**Work required**
Please find every line in the records below that contains the word "badge", and copy it.

Top of Data

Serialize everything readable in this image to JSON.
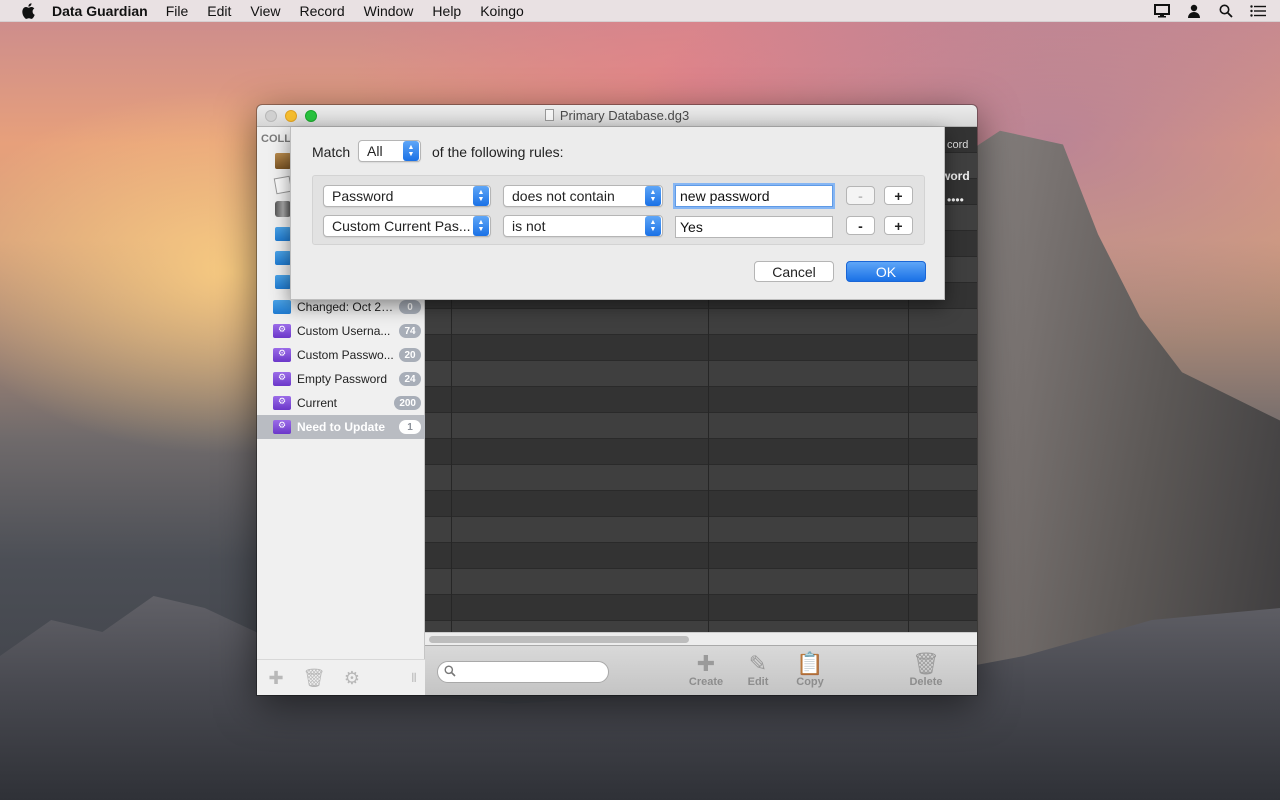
{
  "menubar": {
    "app_name": "Data Guardian",
    "items": [
      "File",
      "Edit",
      "View",
      "Record",
      "Window",
      "Help",
      "Koingo"
    ]
  },
  "window": {
    "title": "Primary Database.dg3"
  },
  "sidebar": {
    "header": "COLL",
    "items": [
      {
        "label": "Changed: Oct 25,...",
        "badge": "0",
        "color": "blue"
      },
      {
        "label": "Custom Userna...",
        "badge": "74",
        "color": "purple"
      },
      {
        "label": "Custom Passwo...",
        "badge": "20",
        "color": "purple"
      },
      {
        "label": "Empty Password",
        "badge": "24",
        "color": "purple"
      },
      {
        "label": "Current",
        "badge": "200",
        "color": "purple"
      },
      {
        "label": "Need to Update",
        "badge": "1",
        "color": "purple",
        "selected": true
      }
    ]
  },
  "table": {
    "header_peek_1": "cord",
    "header_peek_2": "word",
    "header_peek_3": "••••"
  },
  "toolbar": {
    "create": "Create",
    "edit": "Edit",
    "copy": "Copy",
    "delete": "Delete",
    "search_placeholder": ""
  },
  "sheet": {
    "match_label": "Match",
    "match_value": "All",
    "match_suffix": "of the following rules:",
    "rules": [
      {
        "field": "Password",
        "operator": "does not contain",
        "value": "new password",
        "minus": "-",
        "plus": "+"
      },
      {
        "field": "Custom Current Pas...",
        "operator": "is not",
        "value": "Yes",
        "minus": "-",
        "plus": "+"
      }
    ],
    "cancel": "Cancel",
    "ok": "OK"
  },
  "colors": {
    "accent": "#1a71e6",
    "badge": "#a8aeb8"
  }
}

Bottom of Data

**Exercise solution**
        "badge": "0",
        "badge": "74",
        "badge": "20",
        "badge": "24",
        "badge": "200",
        "badge": "1",
    "badge": "#a8aeb8"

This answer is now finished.